How do you think your experience learning winemaking has informed the way you approach wine making today?

crzycajn70


quality posts: 2 Private Messages crzycajn70

Great article, Scott. Germany is such a wonderful place. Time for another extended layover next trip home. BTW, with winter definitely set in a large part of the US, do you have any tips or special gluwein recipes you'd be willing to share? Thanks!

"The World is a book, and those who do not travel read only a page." --St. Augustine

joshaw


quality posts: 23 Private Messages joshaw

Wow, I'm glad I didn't miss this blog post. Thanks for sharing, what an amazing story!

ScottHarveyWines


quality posts: 148 Private Messages ScottHarveyWines
woopdedoo wrote:Hi Scott -

I remember some of this story from lunch - such a different time just being on your own and relying on the kindness of strangers. When I was in high school I was in Germany (near Freiburg) for two months and hitchhiked. It was rare that if it was not the very first car would stop to pick me up.

How do you think your experience learning winemaking has informed the way you approach wine making today?



The school I went to (Weinbau Schule Neustadt) was a Staatsweingut geared towards small family estate wineries. We had to grow the grapes, make the wine and sell it. I learned a lot about the business of wine production and sales. Also, winemaking is janitorial and I learned how to keep the winery clean.

ScottHarveyWines


quality posts: 148 Private Messages ScottHarveyWines
crzycajn70 wrote:Great article, Scott. Germany is such a wonderful place. Time for another extended layover next trip home. BTW, with winter definitely set in a large part of the US, do you have any tips or special gluwein recipes you'd be willing to share? Thanks!
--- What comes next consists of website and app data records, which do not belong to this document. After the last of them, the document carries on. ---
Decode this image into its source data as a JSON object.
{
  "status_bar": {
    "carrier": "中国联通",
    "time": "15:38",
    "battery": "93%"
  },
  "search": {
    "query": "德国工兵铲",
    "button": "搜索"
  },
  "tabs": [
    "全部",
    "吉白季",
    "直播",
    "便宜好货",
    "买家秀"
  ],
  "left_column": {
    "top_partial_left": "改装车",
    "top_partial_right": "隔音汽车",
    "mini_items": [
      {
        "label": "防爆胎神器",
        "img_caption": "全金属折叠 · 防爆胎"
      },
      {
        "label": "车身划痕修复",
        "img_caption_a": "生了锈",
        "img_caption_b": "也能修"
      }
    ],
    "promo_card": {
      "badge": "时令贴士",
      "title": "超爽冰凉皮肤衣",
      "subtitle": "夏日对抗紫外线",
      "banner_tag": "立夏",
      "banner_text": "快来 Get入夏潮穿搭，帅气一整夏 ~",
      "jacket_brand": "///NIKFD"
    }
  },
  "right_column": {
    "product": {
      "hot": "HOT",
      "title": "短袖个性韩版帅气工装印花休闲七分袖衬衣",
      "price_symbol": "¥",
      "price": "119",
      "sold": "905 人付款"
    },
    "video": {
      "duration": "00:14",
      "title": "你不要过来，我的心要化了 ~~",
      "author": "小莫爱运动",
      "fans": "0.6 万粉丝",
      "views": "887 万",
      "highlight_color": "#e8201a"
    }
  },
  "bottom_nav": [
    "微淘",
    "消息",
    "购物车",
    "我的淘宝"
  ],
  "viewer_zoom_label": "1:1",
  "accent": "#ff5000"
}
Gluhwein is great on a cold winter day. I thought we had a recipe on our website, but could not find one. I found a good one at http://www.bellaonline.com/articles/art25534.asp.

ddeuddeg


quality posts: 23 Private Messages ddeuddeg
ScottHarveyWines wrote:Gluhwein is great on a cold winter day. I thought we had a recipe on our website, but could not find one. I found a good one at http://www.bellaonline.com/articles/art25534.asp.

Thanks for the tip. Looks like you can make a batch and reheat it as desired. We'll need it more here in Buffalo than you will in St. Helena. Best wishes for the holidays to you and Jana.
Here's a live link for that Gluhwein site.

"Always keep a bottle of Champagne in the fridge for special occasions. Sometimes the special occasion is that you've got a bottle of Champagne in the fridge". - Hester Browne


Ddeuddeg's Cheesecake Cookbook

richardhod


quality posts: 261 Private Messages richardhod
ScottHarveyWines wrote:Gluhwein is great on a cold winter day. I thought we had a recipe on our website, but could not find one. I found a good one at http://www.bellaonline.com/articles/art25534.asp.



what wine do you reckon's best for making a good gluwein... without wasting your best ones! :D

ScottHarveyWines


quality posts: 148 Private Messages ScottHarveyWines
richardhod wrote:what wine do you reckon's best for making a good gluwein... without wasting your best ones! :D



I like to use Syrah. Looks like a good one being offered on woot right now. The Cathedral Ridge.

tenuki


quality posts: 7 Private Messages tenuki
ScottHarveyWines wrote:I like to use Syrah. Looks like a good one being offered on woot right now. The Cathedral Ridge.



Hey Scott, great story and thanks again for the cigars! Tried one the other night, really enjoyed it. Remind me to set aside some time next time though, I kinda pulled it out on a whim, but it takes a long time to get through one of those Hope you and Jana have a great holiday season!

CT